### EXTRACTED MATERIAL

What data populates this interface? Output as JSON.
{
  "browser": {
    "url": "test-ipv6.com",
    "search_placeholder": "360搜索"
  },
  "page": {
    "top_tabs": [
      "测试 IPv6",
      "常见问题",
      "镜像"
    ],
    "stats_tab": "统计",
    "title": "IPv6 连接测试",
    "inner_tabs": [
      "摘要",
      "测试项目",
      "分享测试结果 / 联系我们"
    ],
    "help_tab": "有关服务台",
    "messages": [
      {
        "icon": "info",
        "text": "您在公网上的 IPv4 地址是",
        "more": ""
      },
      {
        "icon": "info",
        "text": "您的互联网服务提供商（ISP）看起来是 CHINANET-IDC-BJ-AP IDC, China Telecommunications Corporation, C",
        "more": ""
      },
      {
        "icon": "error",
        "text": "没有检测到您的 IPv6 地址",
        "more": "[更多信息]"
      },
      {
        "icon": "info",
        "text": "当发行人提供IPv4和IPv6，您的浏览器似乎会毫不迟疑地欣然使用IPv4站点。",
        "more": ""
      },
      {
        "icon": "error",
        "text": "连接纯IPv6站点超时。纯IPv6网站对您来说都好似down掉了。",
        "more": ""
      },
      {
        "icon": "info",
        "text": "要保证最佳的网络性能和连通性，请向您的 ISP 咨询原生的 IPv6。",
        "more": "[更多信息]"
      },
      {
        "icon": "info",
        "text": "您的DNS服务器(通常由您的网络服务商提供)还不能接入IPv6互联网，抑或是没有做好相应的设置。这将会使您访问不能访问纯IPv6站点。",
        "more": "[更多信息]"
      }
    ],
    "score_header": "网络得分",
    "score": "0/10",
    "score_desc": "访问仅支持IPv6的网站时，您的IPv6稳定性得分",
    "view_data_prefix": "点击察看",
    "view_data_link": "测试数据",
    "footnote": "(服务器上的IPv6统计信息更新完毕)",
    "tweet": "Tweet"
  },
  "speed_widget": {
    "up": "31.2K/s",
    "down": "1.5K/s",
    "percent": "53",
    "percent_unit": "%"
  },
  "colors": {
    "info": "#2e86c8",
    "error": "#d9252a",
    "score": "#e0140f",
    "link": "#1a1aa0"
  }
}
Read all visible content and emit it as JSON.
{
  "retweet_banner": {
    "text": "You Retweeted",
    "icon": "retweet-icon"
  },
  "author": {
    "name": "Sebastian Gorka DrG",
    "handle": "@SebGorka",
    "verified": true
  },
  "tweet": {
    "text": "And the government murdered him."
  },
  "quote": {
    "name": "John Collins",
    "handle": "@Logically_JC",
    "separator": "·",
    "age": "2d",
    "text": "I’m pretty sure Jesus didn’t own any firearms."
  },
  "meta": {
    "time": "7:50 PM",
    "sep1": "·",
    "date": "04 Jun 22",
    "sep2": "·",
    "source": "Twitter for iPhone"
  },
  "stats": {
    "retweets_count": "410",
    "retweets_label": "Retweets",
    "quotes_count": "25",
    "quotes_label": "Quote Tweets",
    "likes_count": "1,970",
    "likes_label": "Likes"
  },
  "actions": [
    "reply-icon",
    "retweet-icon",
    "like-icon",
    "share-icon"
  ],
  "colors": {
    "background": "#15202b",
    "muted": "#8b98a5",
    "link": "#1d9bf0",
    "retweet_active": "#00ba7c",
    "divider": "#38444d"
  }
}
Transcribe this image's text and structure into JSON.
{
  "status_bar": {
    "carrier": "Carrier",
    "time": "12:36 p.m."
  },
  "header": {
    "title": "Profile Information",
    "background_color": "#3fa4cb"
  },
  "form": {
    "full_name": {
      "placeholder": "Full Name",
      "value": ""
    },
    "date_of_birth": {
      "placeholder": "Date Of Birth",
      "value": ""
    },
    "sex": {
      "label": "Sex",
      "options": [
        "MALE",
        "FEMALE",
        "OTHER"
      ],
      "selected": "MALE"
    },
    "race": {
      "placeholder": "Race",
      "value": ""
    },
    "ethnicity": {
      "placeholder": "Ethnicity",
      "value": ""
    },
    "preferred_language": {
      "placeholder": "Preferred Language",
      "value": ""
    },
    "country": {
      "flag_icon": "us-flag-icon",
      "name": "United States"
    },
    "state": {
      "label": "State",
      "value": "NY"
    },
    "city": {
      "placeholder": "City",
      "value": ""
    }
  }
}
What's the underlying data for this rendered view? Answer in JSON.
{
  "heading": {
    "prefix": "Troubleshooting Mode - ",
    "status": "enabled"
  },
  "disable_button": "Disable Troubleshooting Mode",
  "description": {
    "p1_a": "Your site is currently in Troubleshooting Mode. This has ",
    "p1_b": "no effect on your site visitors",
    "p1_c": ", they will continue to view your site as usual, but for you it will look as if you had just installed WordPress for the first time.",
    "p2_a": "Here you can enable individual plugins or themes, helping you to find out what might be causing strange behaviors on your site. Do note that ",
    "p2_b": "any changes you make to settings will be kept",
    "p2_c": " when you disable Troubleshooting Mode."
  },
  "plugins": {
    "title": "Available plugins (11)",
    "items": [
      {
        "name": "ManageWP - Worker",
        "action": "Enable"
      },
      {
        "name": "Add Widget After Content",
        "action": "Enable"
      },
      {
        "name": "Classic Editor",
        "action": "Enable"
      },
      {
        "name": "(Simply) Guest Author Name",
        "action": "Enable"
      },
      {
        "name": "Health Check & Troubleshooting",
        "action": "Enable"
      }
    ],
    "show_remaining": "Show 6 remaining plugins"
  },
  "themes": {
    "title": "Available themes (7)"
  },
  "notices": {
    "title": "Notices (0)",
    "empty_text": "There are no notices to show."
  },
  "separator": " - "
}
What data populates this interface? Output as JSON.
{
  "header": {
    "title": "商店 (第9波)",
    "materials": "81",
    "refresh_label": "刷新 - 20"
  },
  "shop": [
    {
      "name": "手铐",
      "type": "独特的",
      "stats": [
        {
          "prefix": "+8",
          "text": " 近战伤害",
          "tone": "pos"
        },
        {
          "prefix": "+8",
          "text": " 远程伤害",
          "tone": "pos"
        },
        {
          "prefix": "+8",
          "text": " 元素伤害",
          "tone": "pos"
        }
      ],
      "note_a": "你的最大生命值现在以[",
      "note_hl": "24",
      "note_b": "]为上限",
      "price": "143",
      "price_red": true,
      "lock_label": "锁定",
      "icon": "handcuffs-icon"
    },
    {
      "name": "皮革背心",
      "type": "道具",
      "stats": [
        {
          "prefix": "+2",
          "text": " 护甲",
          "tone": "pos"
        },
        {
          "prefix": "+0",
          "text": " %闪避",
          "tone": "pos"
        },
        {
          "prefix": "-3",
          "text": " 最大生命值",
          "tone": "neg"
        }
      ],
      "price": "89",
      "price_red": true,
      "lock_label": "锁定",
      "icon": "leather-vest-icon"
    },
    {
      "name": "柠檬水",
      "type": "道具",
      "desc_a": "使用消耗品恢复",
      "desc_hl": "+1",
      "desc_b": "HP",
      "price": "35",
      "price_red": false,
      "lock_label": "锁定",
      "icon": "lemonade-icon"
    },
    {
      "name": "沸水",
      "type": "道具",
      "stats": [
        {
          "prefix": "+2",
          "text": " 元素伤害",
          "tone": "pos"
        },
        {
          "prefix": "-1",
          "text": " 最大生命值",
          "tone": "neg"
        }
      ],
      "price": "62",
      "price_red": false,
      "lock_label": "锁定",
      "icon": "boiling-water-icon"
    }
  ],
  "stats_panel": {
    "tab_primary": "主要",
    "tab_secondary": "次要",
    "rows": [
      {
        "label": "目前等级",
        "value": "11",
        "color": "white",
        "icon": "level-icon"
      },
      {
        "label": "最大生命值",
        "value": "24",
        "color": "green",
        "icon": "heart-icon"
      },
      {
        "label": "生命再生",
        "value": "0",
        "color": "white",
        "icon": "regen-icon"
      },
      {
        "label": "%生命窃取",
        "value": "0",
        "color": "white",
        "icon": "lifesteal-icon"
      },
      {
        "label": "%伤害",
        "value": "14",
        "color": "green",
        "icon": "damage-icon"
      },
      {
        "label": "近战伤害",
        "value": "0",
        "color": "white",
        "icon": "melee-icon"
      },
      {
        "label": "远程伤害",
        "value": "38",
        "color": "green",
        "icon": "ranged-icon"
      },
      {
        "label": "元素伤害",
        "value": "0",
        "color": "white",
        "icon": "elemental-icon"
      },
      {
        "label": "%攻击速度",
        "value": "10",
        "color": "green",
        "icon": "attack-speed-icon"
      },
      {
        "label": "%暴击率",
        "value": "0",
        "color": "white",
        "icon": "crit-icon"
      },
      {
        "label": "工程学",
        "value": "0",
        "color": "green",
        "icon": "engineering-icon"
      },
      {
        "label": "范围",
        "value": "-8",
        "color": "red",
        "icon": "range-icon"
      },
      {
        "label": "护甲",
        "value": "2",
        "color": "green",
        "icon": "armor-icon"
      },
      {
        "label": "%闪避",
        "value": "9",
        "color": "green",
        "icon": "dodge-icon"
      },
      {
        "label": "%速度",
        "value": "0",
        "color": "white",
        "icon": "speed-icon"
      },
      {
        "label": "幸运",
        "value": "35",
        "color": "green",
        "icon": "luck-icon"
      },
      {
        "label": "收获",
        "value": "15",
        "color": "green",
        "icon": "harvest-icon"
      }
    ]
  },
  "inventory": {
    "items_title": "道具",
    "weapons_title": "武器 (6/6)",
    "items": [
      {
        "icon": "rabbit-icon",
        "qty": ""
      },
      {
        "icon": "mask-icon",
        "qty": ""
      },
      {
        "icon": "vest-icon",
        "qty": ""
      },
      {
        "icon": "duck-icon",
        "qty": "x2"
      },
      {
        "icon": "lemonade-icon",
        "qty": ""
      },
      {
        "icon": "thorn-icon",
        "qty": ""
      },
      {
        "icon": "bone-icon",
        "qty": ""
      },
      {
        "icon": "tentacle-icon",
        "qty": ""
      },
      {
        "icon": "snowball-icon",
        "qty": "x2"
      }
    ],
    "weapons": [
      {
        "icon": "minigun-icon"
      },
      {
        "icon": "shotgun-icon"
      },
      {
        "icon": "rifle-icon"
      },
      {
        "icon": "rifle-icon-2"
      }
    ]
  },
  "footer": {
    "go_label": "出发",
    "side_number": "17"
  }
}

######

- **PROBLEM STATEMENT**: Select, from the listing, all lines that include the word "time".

- **ANSWER TO THIS PROBLEM**:
    "time": "7:50 PM",
    "time": "12:36 p.m."
    "p1_c": ", they will continue to view your site as usual, but for you it will look as if you had just installed WordPress for the first time.",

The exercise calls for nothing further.